__Exercise details__.
What lines below mention the word "true"? Copy each one.
(Data shown Opens)
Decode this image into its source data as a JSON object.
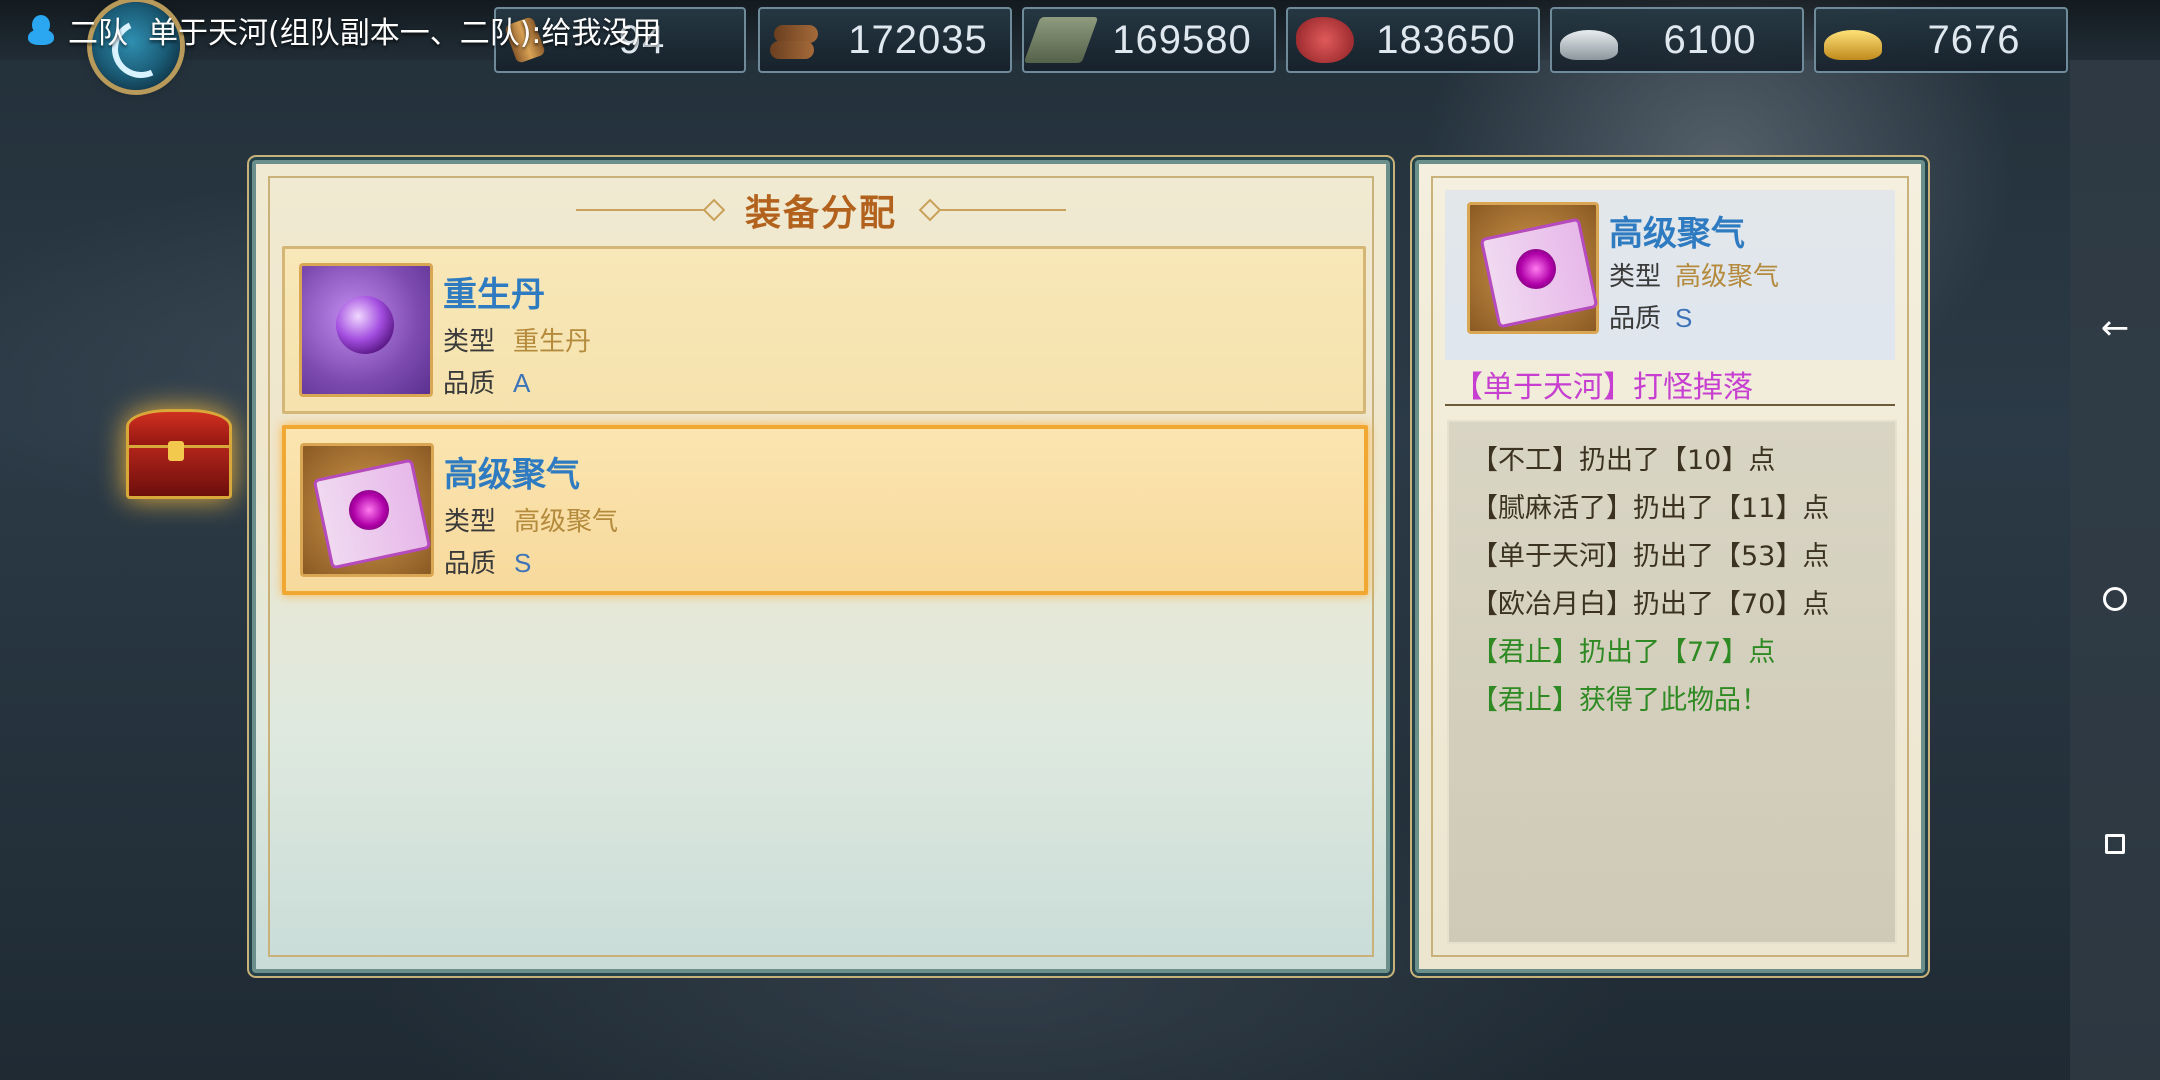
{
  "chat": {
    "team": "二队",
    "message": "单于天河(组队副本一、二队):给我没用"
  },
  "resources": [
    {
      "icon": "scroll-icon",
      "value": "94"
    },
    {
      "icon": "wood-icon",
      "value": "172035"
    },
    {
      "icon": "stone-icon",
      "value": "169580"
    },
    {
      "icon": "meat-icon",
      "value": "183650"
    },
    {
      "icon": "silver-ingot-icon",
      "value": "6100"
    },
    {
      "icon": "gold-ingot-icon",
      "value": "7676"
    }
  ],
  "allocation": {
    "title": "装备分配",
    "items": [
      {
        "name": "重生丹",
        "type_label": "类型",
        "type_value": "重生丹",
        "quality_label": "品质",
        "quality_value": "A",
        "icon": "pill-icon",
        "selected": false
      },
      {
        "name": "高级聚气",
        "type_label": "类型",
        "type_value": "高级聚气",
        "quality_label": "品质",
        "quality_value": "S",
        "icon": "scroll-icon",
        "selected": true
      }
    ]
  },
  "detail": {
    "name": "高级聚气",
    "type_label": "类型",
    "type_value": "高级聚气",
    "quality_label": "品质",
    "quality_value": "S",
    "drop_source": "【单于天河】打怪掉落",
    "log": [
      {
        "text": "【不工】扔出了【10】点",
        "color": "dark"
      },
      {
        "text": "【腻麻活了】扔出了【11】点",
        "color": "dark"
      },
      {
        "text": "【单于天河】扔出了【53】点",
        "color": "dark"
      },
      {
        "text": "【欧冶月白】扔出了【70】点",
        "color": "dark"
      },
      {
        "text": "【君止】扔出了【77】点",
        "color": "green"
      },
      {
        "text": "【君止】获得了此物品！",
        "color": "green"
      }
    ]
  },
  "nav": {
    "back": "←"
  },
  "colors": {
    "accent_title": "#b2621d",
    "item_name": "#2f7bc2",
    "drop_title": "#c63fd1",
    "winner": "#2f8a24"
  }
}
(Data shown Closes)
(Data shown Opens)
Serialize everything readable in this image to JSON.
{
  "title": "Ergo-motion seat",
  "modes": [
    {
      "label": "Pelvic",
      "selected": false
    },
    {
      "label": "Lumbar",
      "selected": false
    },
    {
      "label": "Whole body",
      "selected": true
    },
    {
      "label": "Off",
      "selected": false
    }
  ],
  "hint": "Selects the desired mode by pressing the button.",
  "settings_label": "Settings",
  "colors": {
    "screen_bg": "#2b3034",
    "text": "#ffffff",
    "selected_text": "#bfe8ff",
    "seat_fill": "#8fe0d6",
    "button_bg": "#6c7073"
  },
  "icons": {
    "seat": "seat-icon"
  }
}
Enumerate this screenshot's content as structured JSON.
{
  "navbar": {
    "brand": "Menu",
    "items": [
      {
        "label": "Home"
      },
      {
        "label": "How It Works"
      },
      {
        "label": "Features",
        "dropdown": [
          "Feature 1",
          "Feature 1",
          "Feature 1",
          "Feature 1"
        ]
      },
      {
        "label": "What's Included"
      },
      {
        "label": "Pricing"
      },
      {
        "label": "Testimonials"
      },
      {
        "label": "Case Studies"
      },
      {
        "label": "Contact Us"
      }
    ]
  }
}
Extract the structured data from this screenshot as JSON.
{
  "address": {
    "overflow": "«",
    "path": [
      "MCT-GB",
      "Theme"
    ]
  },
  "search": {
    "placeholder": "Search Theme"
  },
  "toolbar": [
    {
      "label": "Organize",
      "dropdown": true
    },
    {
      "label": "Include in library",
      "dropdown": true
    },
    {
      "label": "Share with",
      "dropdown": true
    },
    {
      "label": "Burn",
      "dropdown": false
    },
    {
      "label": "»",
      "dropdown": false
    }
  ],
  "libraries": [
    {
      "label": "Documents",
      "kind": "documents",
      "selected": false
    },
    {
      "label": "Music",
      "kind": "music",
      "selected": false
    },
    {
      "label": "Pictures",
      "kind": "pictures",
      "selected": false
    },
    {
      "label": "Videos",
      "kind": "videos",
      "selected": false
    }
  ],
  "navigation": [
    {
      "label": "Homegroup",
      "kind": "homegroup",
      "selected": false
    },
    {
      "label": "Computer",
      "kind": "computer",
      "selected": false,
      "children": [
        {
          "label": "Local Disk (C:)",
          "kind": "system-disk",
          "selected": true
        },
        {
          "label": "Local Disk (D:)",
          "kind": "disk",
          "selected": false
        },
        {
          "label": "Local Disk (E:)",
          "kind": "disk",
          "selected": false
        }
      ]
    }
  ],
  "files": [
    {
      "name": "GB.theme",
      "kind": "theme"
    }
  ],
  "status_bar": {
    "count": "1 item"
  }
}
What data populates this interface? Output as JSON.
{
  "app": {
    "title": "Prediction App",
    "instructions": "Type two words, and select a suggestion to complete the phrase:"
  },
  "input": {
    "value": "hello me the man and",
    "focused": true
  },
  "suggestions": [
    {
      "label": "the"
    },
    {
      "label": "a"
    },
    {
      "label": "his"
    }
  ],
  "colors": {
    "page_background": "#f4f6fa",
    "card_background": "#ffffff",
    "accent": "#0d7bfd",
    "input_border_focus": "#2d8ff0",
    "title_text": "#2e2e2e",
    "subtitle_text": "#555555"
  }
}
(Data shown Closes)
__Answer to the exercise__.
        "selected": true
      "selected": true
      "dropdown": true
      "dropdown": true
      "dropdown": true
          "selected": true
    "focused": true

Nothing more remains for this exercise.